We conclude that the trial judge did not abuse his discretion when he granted Judge White's motion for a new trial. Although the Supreme Court left open the availability of qualified immunity as a defense for the respondent, it expressly declined to decide the issue. It is not clear to us whether the respondent raised the defense of qualified immunity in the lower court, since the terms "absolute immunity" and "judicial immunity" were used interchangeably throughout the record. We leave it to the discretion of the district court on remand to determine whether the respondent may now raise that defense, and if so, the validity thereof.1 This case is remanded to the district court for such proceedings as are appropriate.
REVERSED AND REMANDED.
The Honorable William H. Timbers, Senior Circuit Judge for the Second Circuit, sitting by designation
While the question presented here is whether the right allegedly violated was clearly established at the time that Judge White dismissed Forrester, see Harlow v. Fitzgerald, 457 U.S. 800, 818, 102 S. Ct. 2727, 2738, 73 L. Ed. 2d 396 (1982), we note that the question in the context of this case may be a substantially narrower one. The Supreme Court has recently stated that "the right the official is alleged to have violated must have been 'clearly established' in a more particularized, and hence more relevant, sense: The contours of the right must be sufficiently clear that a reasonable official would understand that what he is doing violates that right." Anderson v. Creighton, --- U.S. ----, 107 S. Ct. 3034, 3039, 97 L. Ed. 2d 523 (1987). In a similar vein, this Court noted earlier:

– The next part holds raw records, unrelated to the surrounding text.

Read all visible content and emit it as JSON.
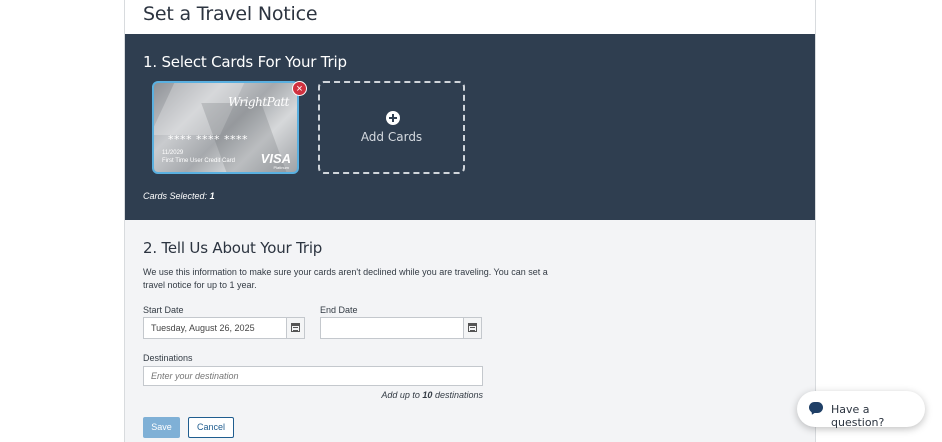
{
  "page": {
    "title": "Set a Travel Notice"
  },
  "section1": {
    "title": "1. Select Cards For Your Trip",
    "card": {
      "brand": "WrightPatt",
      "number": "**** **** ****",
      "expiry": "11/2029",
      "name": "First Time User Credit Card",
      "network": "VISA",
      "network_sub": "Platinum"
    },
    "remove_label": "×",
    "add_cards_label": "Add Cards",
    "cards_selected_label": "Cards Selected:",
    "cards_selected_count": "1"
  },
  "section2": {
    "title": "2. Tell Us About Your Trip",
    "description": "We use this information to make sure your cards aren't declined while you are traveling. You can set a travel notice for up to 1 year.",
    "start_date_label": "Start Date",
    "start_date_value": "Tuesday, August 26, 2025",
    "end_date_label": "End Date",
    "end_date_value": "",
    "destinations_label": "Destinations",
    "destinations_placeholder": "Enter your destination",
    "hint_prefix": "Add up to",
    "hint_count": "10",
    "hint_suffix": "destinations",
    "save_label": "Save",
    "cancel_label": "Cancel"
  },
  "chat": {
    "label": "Have a question?"
  },
  "colors": {
    "header_bg": "#2f3e50",
    "save_bg": "#7fb0d6",
    "cancel_border": "#1f5d8f",
    "remove_red": "#d0313f",
    "card_outline": "#5ab0e0"
  },
  "icons": [
    "close-icon",
    "plus-circle-icon",
    "calendar-icon",
    "chat-bubble-icon"
  ]
}
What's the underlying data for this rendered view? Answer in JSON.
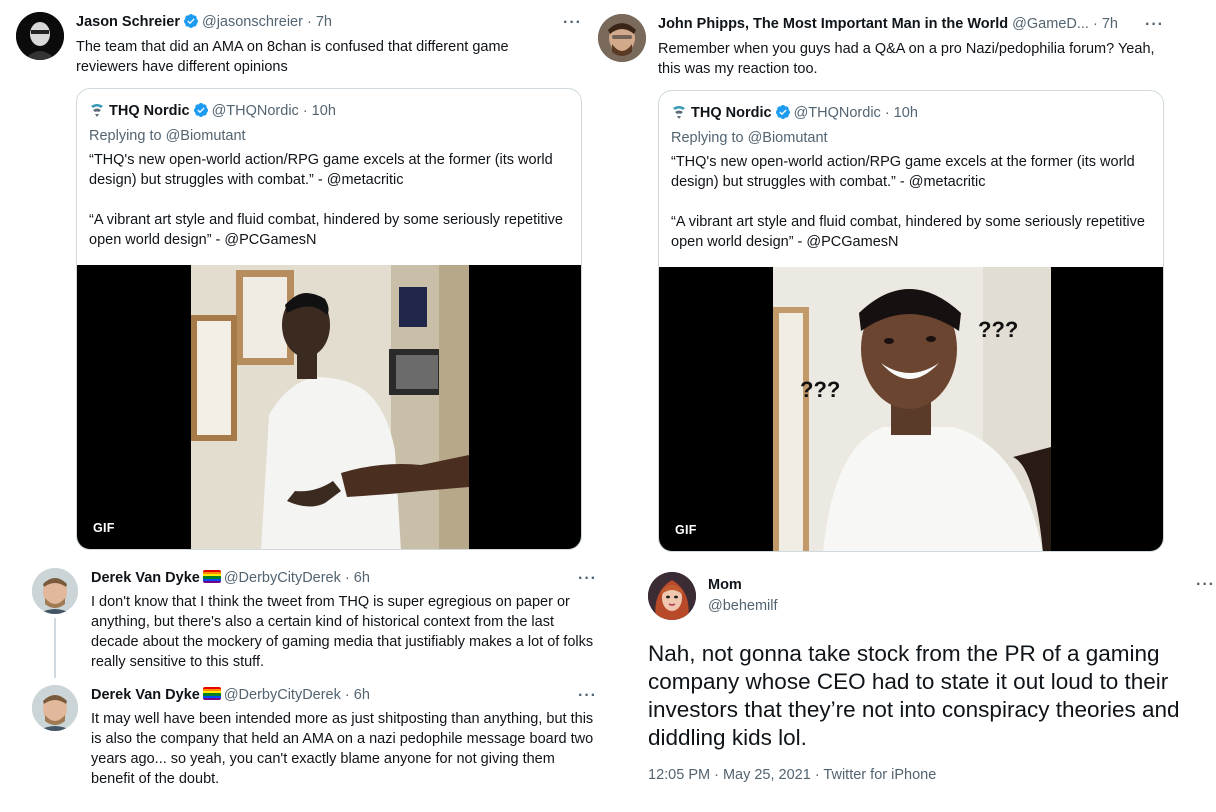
{
  "tweet1": {
    "name": "Jason Schreier",
    "handle": "@jasonschreier",
    "time": "· 7h",
    "more": "···",
    "text": "The team that did an AMA on 8chan is confused that different game reviewers have different opinions",
    "quote": {
      "name": "THQ Nordic",
      "handle": "@THQNordic",
      "time": "· 10h",
      "reply": "Replying to @Biomutant",
      "line1": "“THQ's new open-world action/RPG game excels at the former (its world design) but struggles with combat.” - @metacritic",
      "line2": "“A vibrant art style and fluid combat, hindered by some seriously repetitive open world design” - @PCGamesN",
      "gif_label": "GIF"
    }
  },
  "tweet2": {
    "name": "John Phipps, The Most Important Man in the World",
    "handle": "@GameD...",
    "time": "· 7h",
    "more": "···",
    "text": "Remember when you guys had a Q&A on a pro Nazi/pedophilia forum? Yeah, this was my reaction too.",
    "quote": {
      "name": "THQ Nordic",
      "handle": "@THQNordic",
      "time": "· 10h",
      "reply": "Replying to @Biomutant",
      "line1": "“THQ's new open-world action/RPG game excels at the former (its world design) but struggles with combat.” - @metacritic",
      "line2": "“A vibrant art style and fluid combat, hindered by some seriously repetitive open world design” - @PCGamesN",
      "gif_label": "GIF",
      "marks_left": "???",
      "marks_right": "???"
    }
  },
  "tweet3": {
    "name": "Derek Van Dyke",
    "handle": "@DerbyCityDerek",
    "time": "· 6h",
    "more": "···",
    "text": "I don't know that I think the tweet from THQ is super egregious on paper or anything, but there's also a certain kind of historical context from the last decade about the mockery of gaming media that justifiably makes a lot of folks really sensitive to this stuff."
  },
  "tweet4": {
    "name": "Derek Van Dyke",
    "handle": "@DerbyCityDerek",
    "time": "· 6h",
    "more": "···",
    "text": "It may well have been intended more as just shitposting than anything, but this is also the company that held an AMA on a nazi pedophile message board two years ago... so yeah, you can't exactly blame anyone for not giving them benefit of the doubt."
  },
  "tweet5": {
    "name": "Mom",
    "handle": "@behemilf",
    "more": "···",
    "text": "Nah, not gonna take stock from the PR of a gaming company whose CEO had to state it out loud to their investors that they’re not into conspiracy theories and diddling kids lol.",
    "meta": "12:05 PM · May 25, 2021 · Twitter for iPhone"
  },
  "colors": {
    "verified": "#1d9bf0",
    "secondary_text": "#536471",
    "border": "#cfd9de"
  }
}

The words 'clearly established ... constitutional rights' may not be used to read the defense of immunity out of federal tort law by the facile expedient of stating constitutional rights in the most general possible terms, so that anyone who prevails on the merits of a claim based on (for example) the First Amendment's free exercise of religion clause ... can defeat the defense of immunity simply by pointing out that the right to the free exercise of one's religion has long been a clearly established constitutional right. The right must be sufficiently particularized to put potential defendants on notice that their conduct probably is unlawful.
Azeez v. Fairman, 795 F.2d 1296, 1301 (7th Cir. 1986).
In Forrester's case, the relevant issue is whether it was clearly established at the time of Forrester's dismissal that a judicial officer's discharge of a female probation officer violated the established law regarding sex-discrimination. We, of course, cannot and do not reach that issue here.